Female genital mutilation is a violation of human rights

Katlin Wahl, Contributor

Editor’s note: Students in Dr. Clark’s Argument and Advocacy class were asked to write a position piece over the article, The hymen’s a myth and virginity’s a construct. It’s time to let both goby Eliza Anyangwe. Anyangwe discusses hymenoplasty, reconstructive surgery for the hymen, also referred to as “virginity repair.” This is the second of three articles.

Using evidence from scientific articles, it can be argued, that the belief in virginity and the procedures that stem from this are issues of public health and social equality. It is in the best interest of South Africa’s entire community to re-examine thoughts and beliefs on virginity and the actions taken to uphold this belief. The idea of virginity and procedures stemming from it has little scientific evidence as a safe practice and negatively impacts the women and children of South Africa in various ways.

First, community leaders and families uphold virginity beliefs through medical practices that impact women’s mental and physical health: female genital mutilation (FGM) and virginity checks. FGM, a procedure where a blade of glass is used by a religious, town, or medical professional with limited training removes or alters the external organ, is used as a rite of passage to womanhood and ensures virginity compliance by reducing the desire for sex. FGM is used to ensure compliance for generations and creates a public health concern. Infections like HIV, staph, or UTIs can follow this procedure along with shame and anxiety about scarring. “From a human rights perspective, virginity testing is a form of gender discrimination, as well as a violation of fundamental rights, and when carried out without consent, a form of sexual assault.” These procedures hold no benefit to the patient.

Second, there is little scientific evidence that the state of the hymen can determine virginity. “The hymen is a small membranous tissue outside of the vaginal canal that has no known biological function.” The scientific article “Virginity Testing: a Systematic Review” examined ten studies reporting on the medical relevance of hymen examination and concluded that these examinations are not a productive clinical tool due to physical, psychological, and social harm to the examinee. Also, a study done on hymenal morphology in children found that “52% of those who admitted to having had prior intercourse, had no identifiable changes to hymenal tissue” and “where the morphology of hymen has been altered, this can be attributed to causes other than sexual intercourse, including the insertion of objects, fingers, penetrating accidental trauma, and surgical procedures.” Checking for virginity by seeking change in the hymen could be the very thing altering the state of the hymen.

In conclusion, with the information presented, the community should better understand the need for change and the impact of virginity on the women and children’s health in South Africa. Clinicians, community leaders, parents, and the African government, hold the power to work together and make sure medical textbooks are up to date on these matters, eliminate virginity testing and FGM, educate the community on the lack of scientific evidence involved in these practices, and take the opportunity to discuss other reproductive health discussions.

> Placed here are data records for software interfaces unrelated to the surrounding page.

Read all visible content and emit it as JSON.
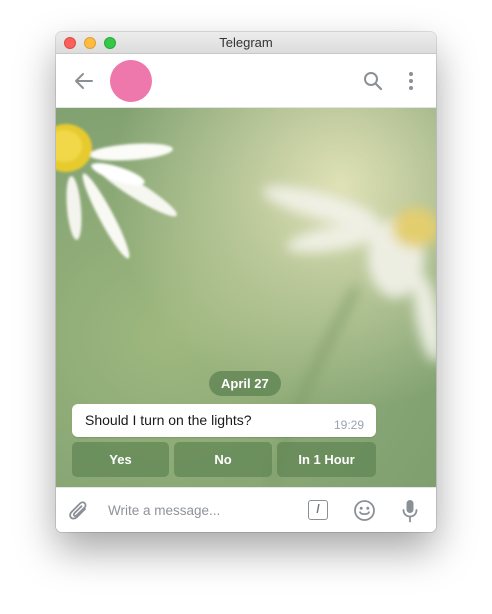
{
  "window": {
    "title": "Telegram"
  },
  "header": {
    "back_icon": "arrow-left-icon",
    "avatar_color": "#ee77ab",
    "search_icon": "search-icon",
    "more_icon": "vertical-dots-icon"
  },
  "chat": {
    "date_label": "April 27",
    "message": {
      "text": "Should I turn on the lights?",
      "time": "19:29"
    },
    "keyboard_buttons": [
      {
        "label": "Yes"
      },
      {
        "label": "No"
      },
      {
        "label": "In 1 Hour"
      }
    ]
  },
  "composer": {
    "attach_icon": "paperclip-icon",
    "placeholder": "Write a message...",
    "command_label": "/",
    "emoji_icon": "smiley-icon",
    "mic_icon": "microphone-icon"
  },
  "colors": {
    "accent_green": "#5c8252",
    "avatar": "#ee77ab"
  }
}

Read the other position pieces here: thesoutheastern.com/category/opinion/